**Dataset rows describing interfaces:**
=-=-=-=-=

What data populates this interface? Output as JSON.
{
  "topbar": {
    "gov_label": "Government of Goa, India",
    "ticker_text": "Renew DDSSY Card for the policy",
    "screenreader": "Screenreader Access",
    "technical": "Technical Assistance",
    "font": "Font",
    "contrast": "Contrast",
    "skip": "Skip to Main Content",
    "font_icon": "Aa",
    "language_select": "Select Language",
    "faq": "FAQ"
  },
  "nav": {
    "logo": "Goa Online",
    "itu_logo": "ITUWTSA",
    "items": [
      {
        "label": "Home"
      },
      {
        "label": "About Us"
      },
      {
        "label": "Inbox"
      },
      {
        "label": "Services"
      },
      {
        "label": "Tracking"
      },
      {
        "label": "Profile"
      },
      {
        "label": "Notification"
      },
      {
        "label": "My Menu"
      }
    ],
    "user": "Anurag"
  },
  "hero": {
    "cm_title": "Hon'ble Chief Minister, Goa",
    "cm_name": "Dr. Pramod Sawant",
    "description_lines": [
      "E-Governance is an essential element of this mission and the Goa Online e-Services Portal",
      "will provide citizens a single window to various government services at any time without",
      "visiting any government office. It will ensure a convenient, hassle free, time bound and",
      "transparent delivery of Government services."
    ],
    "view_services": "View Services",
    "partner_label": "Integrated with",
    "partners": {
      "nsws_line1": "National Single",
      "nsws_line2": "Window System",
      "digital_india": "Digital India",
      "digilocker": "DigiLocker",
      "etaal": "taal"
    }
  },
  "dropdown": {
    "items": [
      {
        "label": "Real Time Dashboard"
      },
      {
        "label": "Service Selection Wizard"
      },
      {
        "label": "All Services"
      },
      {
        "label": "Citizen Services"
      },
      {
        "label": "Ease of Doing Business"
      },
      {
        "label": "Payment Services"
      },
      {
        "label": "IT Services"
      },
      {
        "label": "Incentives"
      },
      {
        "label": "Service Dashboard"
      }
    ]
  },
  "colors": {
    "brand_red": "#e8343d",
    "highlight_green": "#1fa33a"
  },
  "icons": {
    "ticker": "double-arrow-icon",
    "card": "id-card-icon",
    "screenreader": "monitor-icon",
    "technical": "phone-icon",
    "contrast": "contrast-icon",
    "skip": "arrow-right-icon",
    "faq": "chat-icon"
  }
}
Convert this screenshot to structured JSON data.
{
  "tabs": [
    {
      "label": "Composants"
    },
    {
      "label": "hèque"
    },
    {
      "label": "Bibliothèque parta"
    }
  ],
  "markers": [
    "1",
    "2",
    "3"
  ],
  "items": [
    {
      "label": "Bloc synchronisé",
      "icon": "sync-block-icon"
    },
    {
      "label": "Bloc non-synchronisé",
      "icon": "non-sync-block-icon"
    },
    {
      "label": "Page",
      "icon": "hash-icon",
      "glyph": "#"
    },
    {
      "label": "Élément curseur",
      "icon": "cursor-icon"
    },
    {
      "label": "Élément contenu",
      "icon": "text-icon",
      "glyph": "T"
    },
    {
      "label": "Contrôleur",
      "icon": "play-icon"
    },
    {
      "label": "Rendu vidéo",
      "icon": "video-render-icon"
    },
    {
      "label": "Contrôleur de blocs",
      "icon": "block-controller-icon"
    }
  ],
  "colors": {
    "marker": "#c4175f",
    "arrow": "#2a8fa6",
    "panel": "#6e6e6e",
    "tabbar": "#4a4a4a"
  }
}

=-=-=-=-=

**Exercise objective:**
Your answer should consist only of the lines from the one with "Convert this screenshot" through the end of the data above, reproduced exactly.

**Answer box:**
Convert this screenshot to structured JSON data.
{
  "tabs": [
    {
      "label": "Composants"
    },
    {
      "label": "hèque"
    },
    {
      "label": "Bibliothèque parta"
    }
  ],
  "markers": [
    "1",
    "2",
    "3"
  ],
  "items": [
    {
      "label": "Bloc synchronisé",
      "icon": "sync-block-icon"
    },
    {
      "label": "Bloc non-synchronisé",
      "icon": "non-sync-block-icon"
    },
    {
      "label": "Page",
      "icon": "hash-icon",
      "glyph": "#"
    },
    {
      "label": "Élément curseur",
      "icon": "cursor-icon"
    },
    {
      "label": "Élément contenu",
      "icon": "text-icon",
      "glyph": "T"
    },
    {
      "label": "Contrôleur",
      "icon": "play-icon"
    },
    {
      "label": "Rendu vidéo",
      "icon": "video-render-icon"
    },
    {
      "label": "Contrôleur de blocs",
      "icon": "block-controller-icon"
    }
  ],
  "colors": {
    "marker": "#c4175f",
    "arrow": "#2a8fa6",
    "panel": "#6e6e6e",
    "tabbar": "#4a4a4a"
  }
}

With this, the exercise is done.